At the beginning of March, the CoI began concurrent public sessions of inquiry into Case No. 2 concerning the killing of seventeen local aid workers of the international non-governmental organization Action Contra La Faim (ACF) on or about 4th August 2006. Along with several other international aid organizations, ACF worked to provide medical and health related assistance within the Eastern Province through locally hired staff at a main office in Trincomaee and a smaller office in nearby Muttur. Both of these areas were under control of Sri Lanka Army (SLA) and other security forces, but remained perilously close to the active military front. On August 1st, 2006 the LTTE launched a large scale attack on the city, breaking through SLA lines, and managed to temporarily seize control of Muttur. The SLA staged a counter-attack and a few days later succeeded in regaining control of the town.
As occurs with any military campaign, numerous civilian deaths and massive displacement of residents living in the town and outlying areas accompanied this fierce struggle for dominance. When the fighting subsided at the end of the week, one particularly gruesome loss of life discovered was the bodies of all seventeen Muttur staff members lined up within the ACF office courtyard in two rows. From these circumstances and in light of additional details, it became undeniable that these local humanitarians had been deliberately executed. Each side to the battle denied any responsibility and wholly blamed the other, but witness testimony before the CoI has provided mounting evidence that these wanton deaths occurred after the Government forces regained control of Muttur, thereby indicating their culpability.
An ancillary issue raised by the Government at the time of the killing, and again during the CoI, has been the question of whether ACF failed to reasonably protect the security of its staff members. From the onset and over the course of the fighting, the staff members trapped in Muttur were in continual contact by mobile phones and shortwave radios with the main ACF office across the bay. According to witness testimony the ACF management in Trincomalee instructed the Muttur staff to stay put in the office compound and await evacuation, in accordance with ACF’s standard security procedure. Following the killings, many Sri Lankans questioned the prudence of these instructions and also whether every effort was made to evacuate the Muttur staff. ACF for its part paid the slain staff’s families compensation but steadfastly disclaimed any negligence.

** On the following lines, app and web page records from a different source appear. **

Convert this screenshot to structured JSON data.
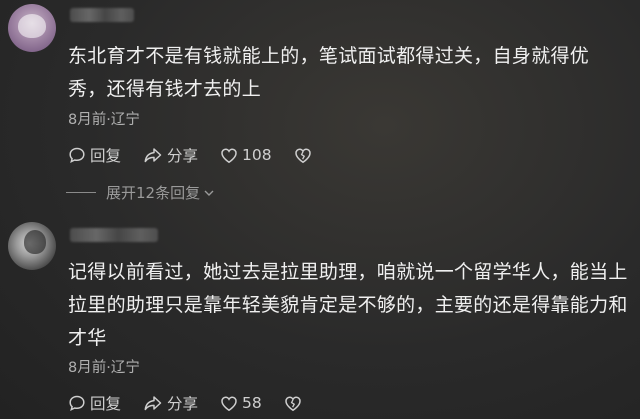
{
  "comments": [
    {
      "text": "东北育才不是有钱就能上的，笔试面试都得过关，自身就得优秀，还得有钱才去的上",
      "meta": "8月前·辽宁",
      "reply_label": "回复",
      "share_label": "分享",
      "like_count": "108"
    },
    {
      "text": "记得以前看过，她过去是拉里助理，咱就说一个留学华人，能当上拉里的助理只是靠年轻美貌肯定是不够的，主要的还是得靠能力和才华",
      "meta": "8月前·辽宁",
      "reply_label": "回复",
      "share_label": "分享",
      "like_count": "58"
    }
  ],
  "expand_replies": "展开12条回复",
  "icons": {
    "reply": "comment-bubble-icon",
    "share": "share-arrow-icon",
    "like": "heart-icon",
    "dislike": "broken-heart-icon",
    "expand": "chevron-down-icon"
  },
  "colors": {
    "background": "#2b2b2b",
    "text": "#f0f0f0",
    "muted": "#b0b0b0"
  }
}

Certainly primary responsibility lies with the perpetrators who executed seventeen civilians in cold blood, but it may also be another warning of a still all-too-commonplace naivety that an international NGO name will protect both local and international staff members from any harm, no matter the danger.
Posted By Adam Nord (Sri Lanka)
Posted Apr 6th, 2008